Critical Study on Abraham Lincoln's "The Ghettysburg Adress" and Martin Luther King's "I have a Dream" Speeches.

Essay by lyrembCollege, UndergraduateA+, October 2005

download word file, 4 pages 5.0

There's more than one way to skin a cat, likewise, there are numerous ways to interpret a text. It is crucial that we engage it from different perspectives, within different contexts, and value it for its various qualities. Using the Post-Structuralism reading and by looking through different contextual windows, we can give Abraham Lincoln's Gettysburg address and Martin Luther King's 'I have a dream speech', innumerous permutations of meanings. We can also choose to set aside the different contexts, and appreciate it for the skill of the speaker and the artistry for which the speech has been written, by taking the New Criticism approach. Every reading is just as valid as another, and ultimately it comes down to the responder.

The nature of Post Structuralism is that the texts have infinite number of interpretations. The meaning we give the text is subjective and is a directly related to the context from which we are viewing the text.
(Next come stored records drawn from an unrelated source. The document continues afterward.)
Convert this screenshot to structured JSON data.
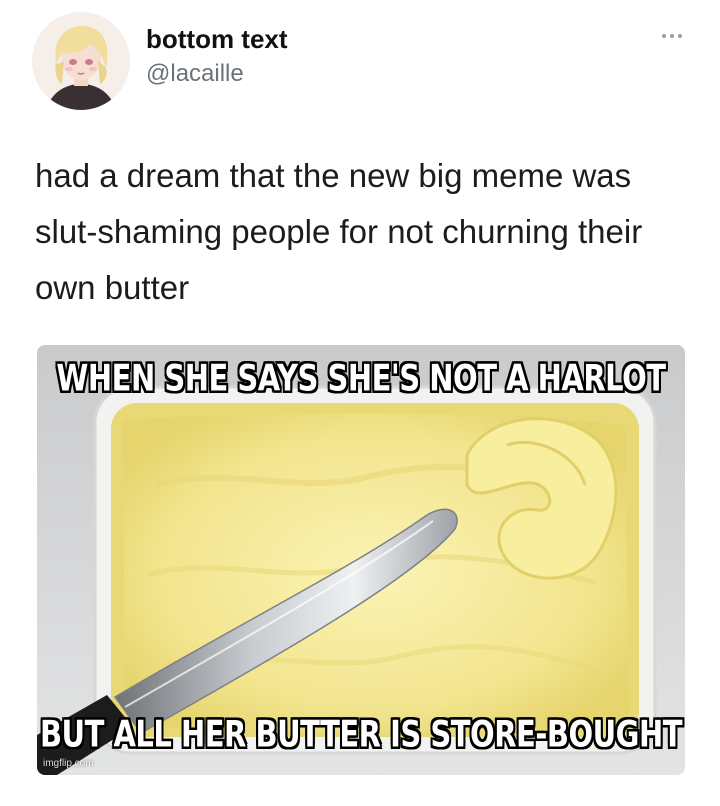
{
  "tweet": {
    "display_name": "bottom text",
    "handle": "@lacaille",
    "text": "had a dream that the new big meme was slut-shaming people for not churning their own butter",
    "more_icon": "more-horizontal-icon"
  },
  "meme": {
    "top_caption": "WHEN SHE SAYS SHE'S NOT A HARLOT",
    "bottom_caption": "BUT ALL HER BUTTER IS STORE-BOUGHT",
    "watermark": "imgflip.com",
    "colors": {
      "butter": "#f3e89a",
      "tub": "#e8e9ea",
      "blade": "#b9bcc0"
    }
  }
}
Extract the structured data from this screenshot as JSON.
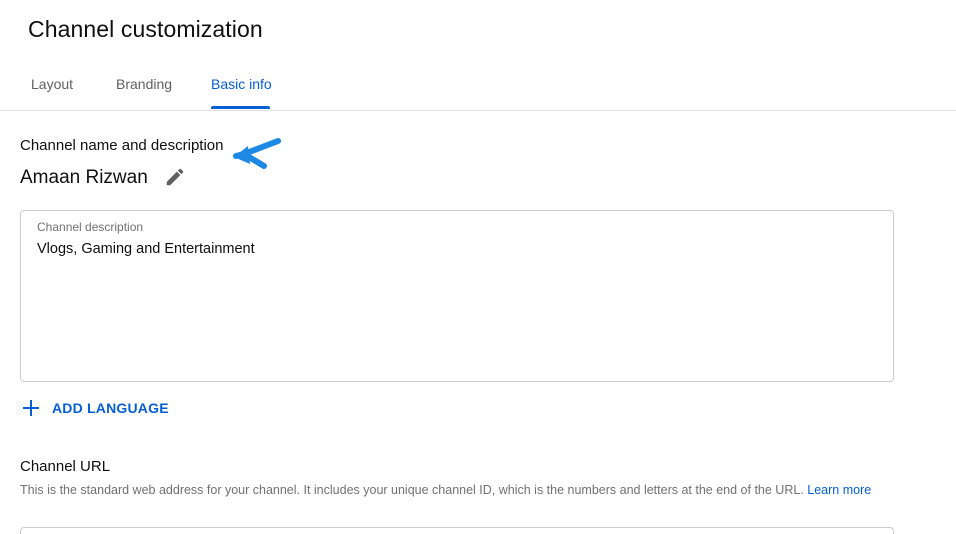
{
  "page": {
    "title": "Channel customization"
  },
  "tabs": [
    {
      "label": "Layout",
      "active": false
    },
    {
      "label": "Branding",
      "active": false
    },
    {
      "label": "Basic info",
      "active": true
    }
  ],
  "basic_info": {
    "section_label": "Channel name and description",
    "channel_name": "Amaan Rizwan",
    "description_field": {
      "label": "Channel description",
      "value": "Vlogs, Gaming and Entertainment"
    },
    "add_language_label": "ADD LANGUAGE",
    "url_section": {
      "heading": "Channel URL",
      "description": "This is the standard web address for your channel. It includes your unique channel ID, which is the numbers and letters at the end of the URL.",
      "learn_more": "Learn more"
    }
  },
  "icons": {
    "edit": "pencil-icon",
    "add": "plus-icon",
    "annotation": "arrow-icon"
  },
  "colors": {
    "accent": "#065fd4",
    "annotation_arrow": "#1e88e5",
    "text_primary": "#0f0f0f",
    "text_secondary": "#606060"
  }
}
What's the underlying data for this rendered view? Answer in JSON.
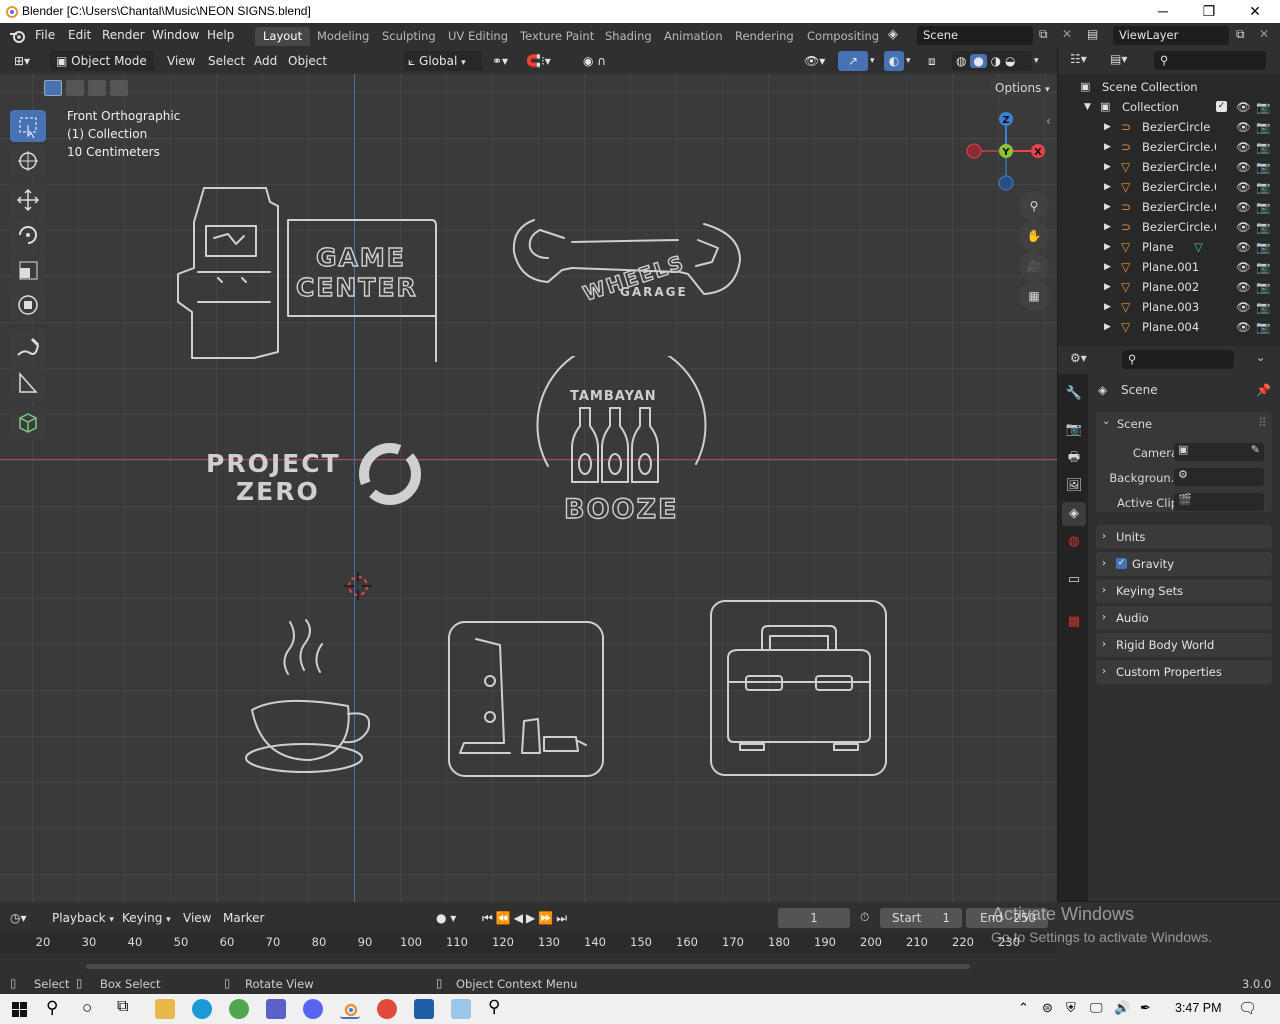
{
  "window": {
    "title": "Blender [C:\\Users\\Chantal\\Music\\NEON SIGNS.blend]",
    "minimize": "─",
    "maximize": "❐",
    "close": "✕"
  },
  "menubar": {
    "items": [
      "File",
      "Edit",
      "Render",
      "Window",
      "Help"
    ],
    "workspaces": [
      "Layout",
      "Modeling",
      "Sculpting",
      "UV Editing",
      "Texture Paint",
      "Shading",
      "Animation",
      "Rendering",
      "Compositing"
    ],
    "active_workspace": "Layout",
    "scene_field": "Scene",
    "view_layer_field": "ViewLayer"
  },
  "viewport_header": {
    "mode": "Object Mode",
    "menus": [
      "View",
      "Select",
      "Add",
      "Object"
    ],
    "transform_orientation": "Global",
    "options_label": "Options"
  },
  "viewport": {
    "view_name": "Front Orthographic",
    "collection_info": "(1) Collection",
    "scale_info": "10 Centimeters",
    "gizmo_axes": {
      "z": "Z",
      "y": "Y",
      "x": "X"
    },
    "signs": {
      "game_center_line1": "GAME",
      "game_center_line2": "CENTER",
      "wheels": "WHEELS",
      "garage": "GARAGE",
      "tambayan": "TAMBAYAN",
      "booze": "BOOZE",
      "project": "PROJECT",
      "zero": "ZERO"
    }
  },
  "outliner": {
    "root": "Scene Collection",
    "collection": "Collection",
    "items": [
      {
        "name": "BezierCircle",
        "icon": "curve-icon"
      },
      {
        "name": "BezierCircle.0",
        "icon": "curve-icon"
      },
      {
        "name": "BezierCircle.0",
        "icon": "mesh-icon"
      },
      {
        "name": "BezierCircle.0",
        "icon": "mesh-icon"
      },
      {
        "name": "BezierCircle.0",
        "icon": "curve-icon"
      },
      {
        "name": "BezierCircle.0",
        "icon": "curve-icon"
      },
      {
        "name": "Plane",
        "icon": "mesh-icon"
      },
      {
        "name": "Plane.001",
        "icon": "mesh-icon"
      },
      {
        "name": "Plane.002",
        "icon": "mesh-icon"
      },
      {
        "name": "Plane.003",
        "icon": "mesh-icon"
      },
      {
        "name": "Plane.004",
        "icon": "mesh-icon"
      }
    ]
  },
  "properties": {
    "context_title": "Scene",
    "panel_title": "Scene",
    "fields": {
      "camera_label": "Camera",
      "background_label": "Backgroun..",
      "active_clip_label": "Active Clip"
    },
    "sections": [
      "Units",
      "Gravity",
      "Keying Sets",
      "Audio",
      "Rigid Body World",
      "Custom Properties"
    ],
    "gravity_checked": true
  },
  "timeline": {
    "menus": [
      "Playback",
      "Keying",
      "View",
      "Marker"
    ],
    "current_frame": "1",
    "start_label": "Start",
    "start_value": "1",
    "end_label": "End",
    "end_value": "250",
    "ruler_ticks": [
      "20",
      "30",
      "40",
      "50",
      "60",
      "70",
      "80",
      "90",
      "100",
      "110",
      "120",
      "130",
      "140",
      "150",
      "160",
      "170",
      "180",
      "190",
      "200",
      "210",
      "220",
      "230"
    ],
    "watermark_line1": "Activate Windows",
    "watermark_line2": "Go to Settings to activate Windows."
  },
  "statusbar": {
    "select": "Select",
    "box_select": "Box Select",
    "rotate_view": "Rotate View",
    "context_menu": "Object Context Menu",
    "version": "3.0.0"
  },
  "taskbar": {
    "time": "3:47 PM"
  },
  "colors": {
    "accent_blue": "#4772b3",
    "axis_x": "#e8424d",
    "axis_y": "#8bc437",
    "axis_z": "#3b80d6",
    "orange_object": "#e8923c"
  }
}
The dominant reading is drawn from the most powerful people in society. As the North has just won a decisive battle at Gettysburg, Lincoln's people became the dominant group, and he was rendered an icon. As a consequence, his speech was given tremendous value. It was a speech of patriotism, encouragement and hope for the people. But as we read the speech from a different perspective, our interpretation changes accordingly. From the Southerners point of view, they are taking a resistant reading to the text; being strongly opposed to the abolition of slavery, the speech is threatening their way of life. On the other hand, from an African American perspective, Lincoln did not go far enough. Lincoln's talk of Liberty and 'the proposition that all men are created equal' were not consistent with their treatment by society, and they demand more to be...